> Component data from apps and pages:
__________________________________________________

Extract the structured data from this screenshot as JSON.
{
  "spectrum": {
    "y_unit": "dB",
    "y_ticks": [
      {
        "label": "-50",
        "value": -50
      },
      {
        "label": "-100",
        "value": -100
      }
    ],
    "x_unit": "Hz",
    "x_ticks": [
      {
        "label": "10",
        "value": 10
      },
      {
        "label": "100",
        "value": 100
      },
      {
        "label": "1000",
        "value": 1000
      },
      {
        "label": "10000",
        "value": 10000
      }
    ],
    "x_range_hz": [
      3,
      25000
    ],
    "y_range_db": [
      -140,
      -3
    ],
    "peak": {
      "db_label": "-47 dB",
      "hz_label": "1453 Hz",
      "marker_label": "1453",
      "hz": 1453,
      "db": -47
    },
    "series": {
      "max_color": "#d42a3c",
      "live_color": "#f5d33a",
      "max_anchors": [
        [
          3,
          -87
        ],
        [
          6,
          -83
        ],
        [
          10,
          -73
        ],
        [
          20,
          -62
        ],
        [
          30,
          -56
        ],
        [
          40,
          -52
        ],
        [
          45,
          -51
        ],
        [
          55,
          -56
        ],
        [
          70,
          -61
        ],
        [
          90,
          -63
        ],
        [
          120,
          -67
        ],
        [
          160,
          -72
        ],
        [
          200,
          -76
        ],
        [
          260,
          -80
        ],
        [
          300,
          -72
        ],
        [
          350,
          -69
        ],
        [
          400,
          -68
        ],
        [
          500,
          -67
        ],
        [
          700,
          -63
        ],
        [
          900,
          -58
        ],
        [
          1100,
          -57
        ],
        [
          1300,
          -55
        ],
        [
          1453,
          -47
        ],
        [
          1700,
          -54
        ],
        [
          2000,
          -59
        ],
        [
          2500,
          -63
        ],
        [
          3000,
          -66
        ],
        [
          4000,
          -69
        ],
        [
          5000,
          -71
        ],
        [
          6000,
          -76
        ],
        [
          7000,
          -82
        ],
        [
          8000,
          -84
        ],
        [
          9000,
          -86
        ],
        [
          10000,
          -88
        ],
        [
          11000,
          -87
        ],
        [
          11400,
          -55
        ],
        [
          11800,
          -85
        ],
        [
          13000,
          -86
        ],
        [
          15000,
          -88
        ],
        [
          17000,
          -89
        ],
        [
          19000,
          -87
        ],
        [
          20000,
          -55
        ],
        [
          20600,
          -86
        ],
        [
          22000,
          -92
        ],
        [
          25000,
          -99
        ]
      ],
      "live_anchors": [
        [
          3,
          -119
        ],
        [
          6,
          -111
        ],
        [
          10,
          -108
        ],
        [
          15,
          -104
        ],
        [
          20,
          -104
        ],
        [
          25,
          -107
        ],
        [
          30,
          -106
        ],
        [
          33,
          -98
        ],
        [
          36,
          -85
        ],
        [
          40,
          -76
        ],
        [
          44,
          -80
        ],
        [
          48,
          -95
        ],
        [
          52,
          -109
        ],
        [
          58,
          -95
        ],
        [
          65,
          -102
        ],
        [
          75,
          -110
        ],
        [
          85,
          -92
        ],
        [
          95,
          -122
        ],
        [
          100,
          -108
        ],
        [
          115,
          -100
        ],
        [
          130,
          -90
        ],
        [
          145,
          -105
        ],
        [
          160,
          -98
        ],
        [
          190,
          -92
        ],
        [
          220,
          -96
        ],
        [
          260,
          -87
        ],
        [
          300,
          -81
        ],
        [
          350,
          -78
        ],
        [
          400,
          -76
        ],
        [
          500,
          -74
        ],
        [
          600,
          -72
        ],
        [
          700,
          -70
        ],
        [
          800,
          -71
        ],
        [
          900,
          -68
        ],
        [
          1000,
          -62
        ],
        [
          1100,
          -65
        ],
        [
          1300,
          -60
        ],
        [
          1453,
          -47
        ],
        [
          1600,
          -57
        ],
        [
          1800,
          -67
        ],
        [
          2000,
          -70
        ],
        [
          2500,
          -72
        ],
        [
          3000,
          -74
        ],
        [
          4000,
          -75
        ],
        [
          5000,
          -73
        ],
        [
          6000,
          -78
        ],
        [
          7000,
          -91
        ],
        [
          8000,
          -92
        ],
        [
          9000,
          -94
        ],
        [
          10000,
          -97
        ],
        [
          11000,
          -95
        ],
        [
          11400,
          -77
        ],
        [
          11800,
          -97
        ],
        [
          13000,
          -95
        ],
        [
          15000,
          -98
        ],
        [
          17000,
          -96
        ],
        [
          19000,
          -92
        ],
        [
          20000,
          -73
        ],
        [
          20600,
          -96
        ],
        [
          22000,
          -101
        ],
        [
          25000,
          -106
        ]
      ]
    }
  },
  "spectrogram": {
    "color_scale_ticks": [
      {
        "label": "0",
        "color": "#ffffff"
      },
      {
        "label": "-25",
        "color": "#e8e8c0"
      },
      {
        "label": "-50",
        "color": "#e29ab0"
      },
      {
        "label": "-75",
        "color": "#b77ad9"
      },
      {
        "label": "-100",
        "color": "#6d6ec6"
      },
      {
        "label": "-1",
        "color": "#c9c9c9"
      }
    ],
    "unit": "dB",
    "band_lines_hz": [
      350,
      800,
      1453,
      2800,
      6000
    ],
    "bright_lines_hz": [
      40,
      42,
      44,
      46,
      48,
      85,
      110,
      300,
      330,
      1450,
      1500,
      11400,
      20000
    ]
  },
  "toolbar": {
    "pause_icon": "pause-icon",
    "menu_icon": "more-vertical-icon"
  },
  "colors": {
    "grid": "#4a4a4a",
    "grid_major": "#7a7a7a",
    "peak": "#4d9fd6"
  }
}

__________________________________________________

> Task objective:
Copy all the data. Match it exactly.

> Exercise result:
Extract the structured data from this screenshot as JSON.
{
  "spectrum": {
    "y_unit": "dB",
    "y_ticks": [
      {
        "label": "-50",
        "value": -50
      },
      {
        "label": "-100",
        "value": -100
      }
    ],
    "x_unit": "Hz",
    "x_ticks": [
      {
        "label": "10",
        "value": 10
      },
      {
        "label": "100",
        "value": 100
      },
      {
        "label": "1000",
        "value": 1000
      },
      {
        "label": "10000",
        "value": 10000
      }
    ],
    "x_range_hz": [
      3,
      25000
    ],
    "y_range_db": [
      -140,
      -3
    ],
    "peak": {
      "db_label": "-47 dB",
      "hz_label": "1453 Hz",
      "marker_label": "1453",
      "hz": 1453,
      "db": -47
    },
    "series": {
      "max_color": "#d42a3c",
      "live_color": "#f5d33a",
      "max_anchors": [
        [
          3,
          -87
        ],
        [
          6,
          -83
        ],
        [
          10,
          -73
        ],
        [
          20,
          -62
        ],
        [
          30,
          -56
        ],
        [
          40,
          -52
        ],
        [
          45,
          -51
        ],
        [
          55,
          -56
        ],
        [
          70,
          -61
        ],
        [
          90,
          -63
        ],
        [
          120,
          -67
        ],
        [
          160,
          -72
        ],
        [
          200,
          -76
        ],
        [
          260,
          -80
        ],
        [
          300,
          -72
        ],
        [
          350,
          -69
        ],
        [
          400,
          -68
        ],
        [
          500,
          -67
        ],
        [
          700,
          -63
        ],
        [
          900,
          -58
        ],
        [
          1100,
          -57
        ],
        [
          1300,
          -55
        ],
        [
          1453,
          -47
        ],
        [
          1700,
          -54
        ],
        [
          2000,
          -59
        ],
        [
          2500,
          -63
        ],
        [
          3000,
          -66
        ],
        [
          4000,
          -69
        ],
        [
          5000,
          -71
        ],
        [
          6000,
          -76
        ],
        [
          7000,
          -82
        ],
        [
          8000,
          -84
        ],
        [
          9000,
          -86
        ],
        [
          10000,
          -88
        ],
        [
          11000,
          -87
        ],
        [
          11400,
          -55
        ],
        [
          11800,
          -85
        ],
        [
          13000,
          -86
        ],
        [
          15000,
          -88
        ],
        [
          17000,
          -89
        ],
        [
          19000,
          -87
        ],
        [
          20000,
          -55
        ],
        [
          20600,
          -86
        ],
        [
          22000,
          -92
        ],
        [
          25000,
          -99
        ]
      ],
      "live_anchors": [
        [
          3,
          -119
        ],
        [
          6,
          -111
        ],
        [
          10,
          -108
        ],
        [
          15,
          -104
        ],
        [
          20,
          -104
        ],
        [
          25,
          -107
        ],
        [
          30,
          -106
        ],
        [
          33,
          -98
        ],
        [
          36,
          -85
        ],
        [
          40,
          -76
        ],
        [
          44,
          -80
        ],
        [
          48,
          -95
        ],
        [
          52,
          -109
        ],
        [
          58,
          -95
        ],
        [
          65,
          -102
        ],
        [
          75,
          -110
        ],
        [
          85,
          -92
        ],
        [
          95,
          -122
        ],
        [
          100,
          -108
        ],
        [
          115,
          -100
        ],
        [
          130,
          -90
        ],
        [
          145,
          -105
        ],
        [
          160,
          -98
        ],
        [
          190,
          -92
        ],
        [
          220,
          -96
        ],
        [
          260,
          -87
        ],
        [
          300,
          -81
        ],
        [
          350,
          -78
        ],
        [
          400,
          -76
        ],
        [
          500,
          -74
        ],
        [
          600,
          -72
        ],
        [
          700,
          -70
        ],
        [
          800,
          -71
        ],
        [
          900,
          -68
        ],
        [
          1000,
          -62
        ],
        [
          1100,
          -65
        ],
        [
          1300,
          -60
        ],
        [
          1453,
          -47
        ],
        [
          1600,
          -57
        ],
        [
          1800,
          -67
        ],
        [
          2000,
          -70
        ],
        [
          2500,
          -72
        ],
        [
          3000,
          -74
        ],
        [
          4000,
          -75
        ],
        [
          5000,
          -73
        ],
        [
          6000,
          -78
        ],
        [
          7000,
          -91
        ],
        [
          8000,
          -92
        ],
        [
          9000,
          -94
        ],
        [
          10000,
          -97
        ],
        [
          11000,
          -95
        ],
        [
          11400,
          -77
        ],
        [
          11800,
          -97
        ],
        [
          13000,
          -95
        ],
        [
          15000,
          -98
        ],
        [
          17000,
          -96
        ],
        [
          19000,
          -92
        ],
        [
          20000,
          -73
        ],
        [
          20600,
          -96
        ],
        [
          22000,
          -101
        ],
        [
          25000,
          -106
        ]
      ]
    }
  },
  "spectrogram": {
    "color_scale_ticks": [
      {
        "label": "0",
        "color": "#ffffff"
      },
      {
        "label": "-25",
        "color": "#e8e8c0"
      },
      {
        "label": "-50",
        "color": "#e29ab0"
      },
      {
        "label": "-75",
        "color": "#b77ad9"
      },
      {
        "label": "-100",
        "color": "#6d6ec6"
      },
      {
        "label": "-1",
        "color": "#c9c9c9"
      }
    ],
    "unit": "dB",
    "band_lines_hz": [
      350,
      800,
      1453,
      2800,
      6000
    ],
    "bright_lines_hz": [
      40,
      42,
      44,
      46,
      48,
      85,
      110,
      300,
      330,
      1450,
      1500,
      11400,
      20000
    ]
  },
  "toolbar": {
    "pause_icon": "pause-icon",
    "menu_icon": "more-vertical-icon"
  },
  "colors": {
    "grid": "#4a4a4a",
    "grid_major": "#7a7a7a",
    "peak": "#4d9fd6"
  }
}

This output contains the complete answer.